Arab States transitions must be locally led and driven, says UNDP chiefJun 22, 2011
Washington, D.C. — Reforms under way in Arab countries will succeed only if they are driven from within each country, but the international community can provide concrete support, United Nations Development Programme (UNDP) Administrator Helen Clark said today.
Throughout the region, protesters “have braved batons and bullets to express their deep desire for dignity, opportunity and protection of their human rights,” Helen Clark said, speaking on a panel co-sponsored by UNDP and the Washington D.C.-based nonprofit Middle East Institute.
“A number of factors have contributed to the groundswell of anger against both economic and political exclusion and the denial of basic freedoms,” she said, citing high unemployment, especially among Arab youth, as well as widespread poverty.
These were among the issues addressed by UNDP’s Arab Human Development Reports, launched a decade ago and cited frequently since countries in the region began transitioning seven months ago.
The most recent report on the region focused on widespread threats to human security, notably extremely high youth unemployment.
“While covering different topics in depth, the central message of the reports has been clear - that in the interests of human development in the broad sense, change was needed in the region,” Helen Clark said.

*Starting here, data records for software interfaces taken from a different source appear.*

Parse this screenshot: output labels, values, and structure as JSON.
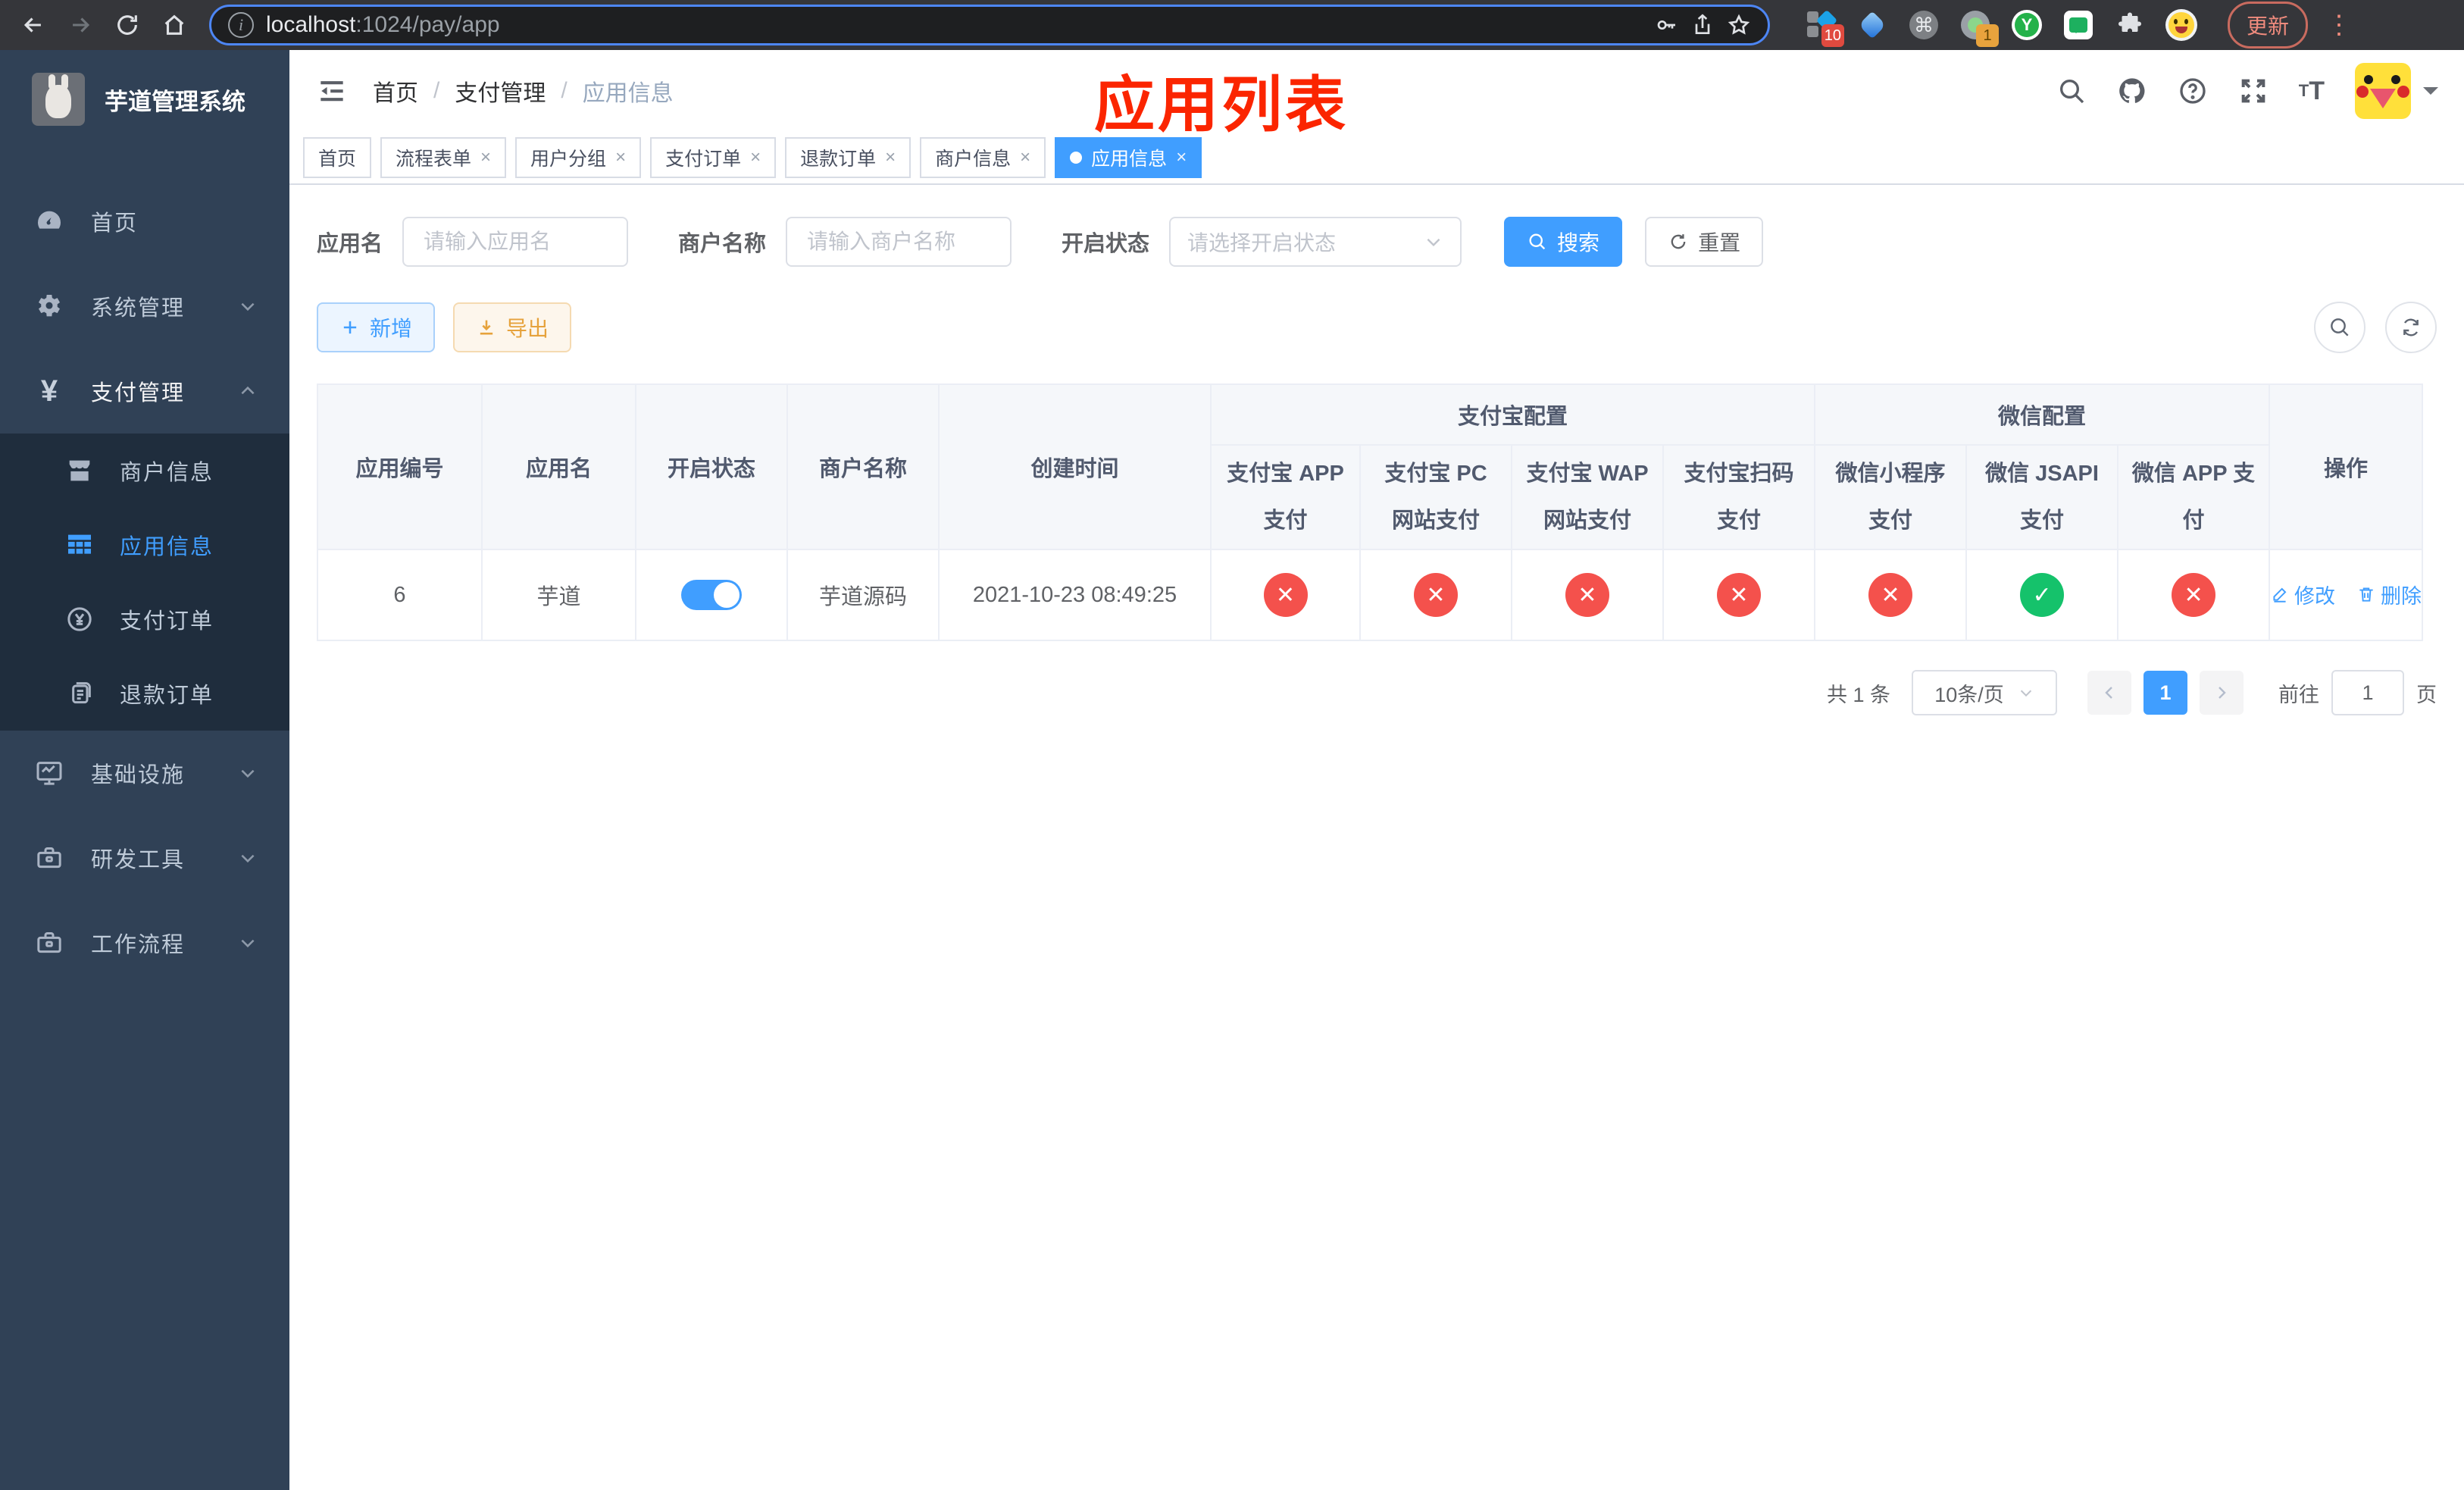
{
  "browser": {
    "url": {
      "host": "localhost",
      "path": ":1024/pay/app"
    },
    "update_button": "更新",
    "extension_badges": {
      "first": "10",
      "second": "1"
    },
    "y_extension_letter": "Y",
    "command_glyph": "⌘"
  },
  "sidebar": {
    "title": "芋道管理系统",
    "items": {
      "home": "首页",
      "system": "系统管理",
      "pay": "支付管理",
      "merchant": "商户信息",
      "app": "应用信息",
      "pay_order": "支付订单",
      "refund_order": "退款订单",
      "infra": "基础设施",
      "dev_tools": "研发工具",
      "workflow": "工作流程"
    }
  },
  "navbar": {
    "breadcrumb": [
      "首页",
      "支付管理",
      "应用信息"
    ]
  },
  "annotation": "应用列表",
  "tabs": [
    {
      "label": "首页",
      "closable": false,
      "active": false
    },
    {
      "label": "流程表单",
      "closable": true,
      "active": false
    },
    {
      "label": "用户分组",
      "closable": true,
      "active": false
    },
    {
      "label": "支付订单",
      "closable": true,
      "active": false
    },
    {
      "label": "退款订单",
      "closable": true,
      "active": false
    },
    {
      "label": "商户信息",
      "closable": true,
      "active": false
    },
    {
      "label": "应用信息",
      "closable": true,
      "active": true
    }
  ],
  "filters": {
    "app_name": {
      "label": "应用名",
      "placeholder": "请输入应用名",
      "value": ""
    },
    "merchant_name": {
      "label": "商户名称",
      "placeholder": "请输入商户名称",
      "value": ""
    },
    "status": {
      "label": "开启状态",
      "placeholder": "请选择开启状态",
      "value": ""
    },
    "search_button": "搜索",
    "reset_button": "重置"
  },
  "toolbar": {
    "add_button": "新增",
    "export_button": "导出"
  },
  "table": {
    "columns": [
      "应用编号",
      "应用名",
      "开启状态",
      "商户名称",
      "创建时间"
    ],
    "groups": {
      "alipay": "支付宝配置",
      "wechat": "微信配置",
      "actions": "操作"
    },
    "subcolumns": [
      "支付宝 APP 支付",
      "支付宝 PC 网站支付",
      "支付宝 WAP 网站支付",
      "支付宝扫码支付",
      "微信小程序支付",
      "微信 JSAPI 支付",
      "微信 APP 支付"
    ],
    "row": {
      "app_id": "6",
      "app_name": "芋道",
      "status_on": true,
      "merchant": "芋道源码",
      "created_at": "2021-10-23 08:49:25",
      "channels": [
        {
          "name": "alipay-app-pay",
          "enabled": false
        },
        {
          "name": "alipay-pc-pay",
          "enabled": false
        },
        {
          "name": "alipay-wap-pay",
          "enabled": false
        },
        {
          "name": "alipay-qr-pay",
          "enabled": false
        },
        {
          "name": "wechat-miniapp-pay",
          "enabled": false
        },
        {
          "name": "wechat-jsapi-pay",
          "enabled": true
        },
        {
          "name": "wechat-app-pay",
          "enabled": false
        }
      ],
      "edit_label": "修改",
      "delete_label": "删除"
    }
  },
  "pagination": {
    "total": "共 1 条",
    "page_size": "10条/页",
    "current_page": "1",
    "goto_label": "前往",
    "goto_value": "1",
    "goto_unit": "页"
  },
  "colors": {
    "primary": "#409eff",
    "success": "#15c26b",
    "danger": "#f4514c",
    "warning": "#e6a23c",
    "sidebar_bg": "#304156",
    "submenu_bg": "#1f2d3d",
    "annotation": "#fb2500"
  }
}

“That now opens up the prospect of building more inclusive economies, societies, and political systems and guaranteeing basic rights previously denied,” she said.

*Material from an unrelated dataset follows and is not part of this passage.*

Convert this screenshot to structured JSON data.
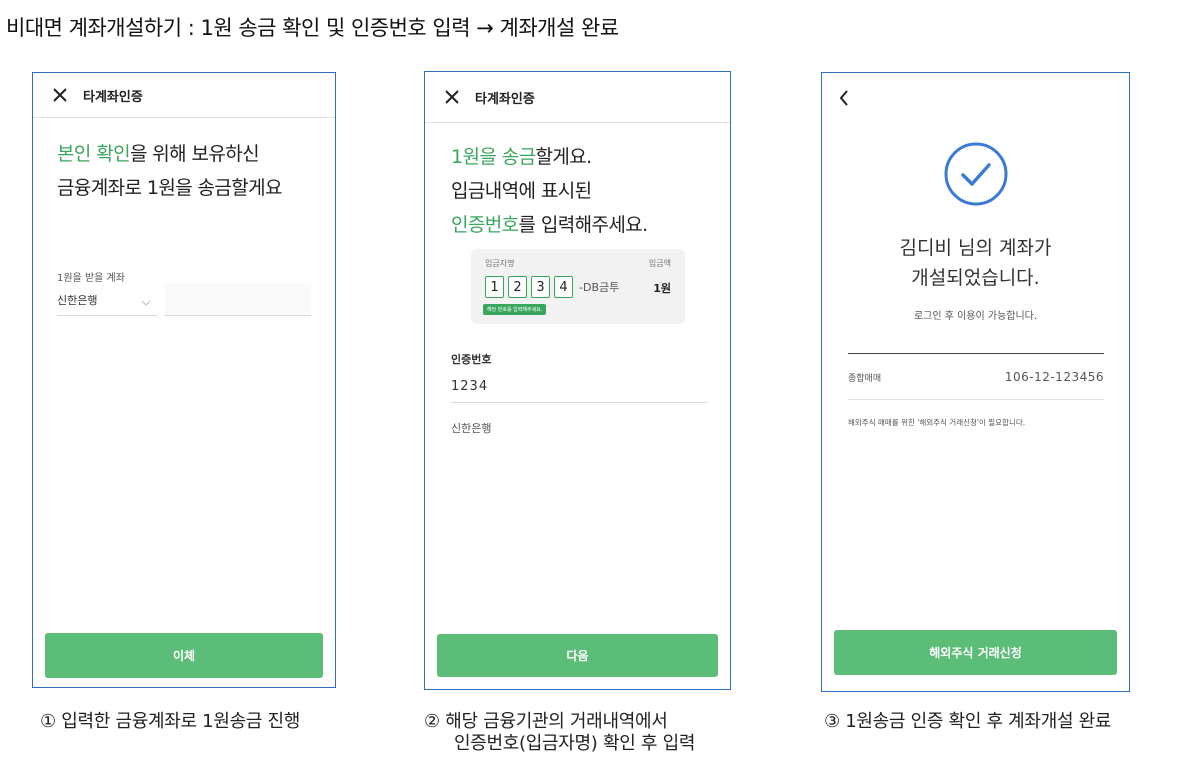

“In order for the reform processes now under way to succeed and be sustainable, they have to be led and driven by national actors. Yet the international community can support the process.”
UNDP’s ongoing work in Egypt includes supporting multi-party national dialogue and helping to encourage young people to participate in the processes which will shape their future. It also includes promoting job creation, and mobilizing support for development of the human rights and anti-corruption architecture.
In Tunisia, UNDP is supporting the new electoral commission and the development of political parties, helping craft policy options to fight corruption, supporting an inclusive national dialogue, strengthening civil society, developing public works programmes and devising training schemes for young people.
UNDP has also been asked to assist with security sector reform in Tunisia, Helen Clark said.
The discussion, “After the Arab Spring: Toward Political and Economic Inclusion in the Arab World,” included Robert D. Hormats, U.S. Under Secretary of State for Economic, Energy, and Agricultural Affairs,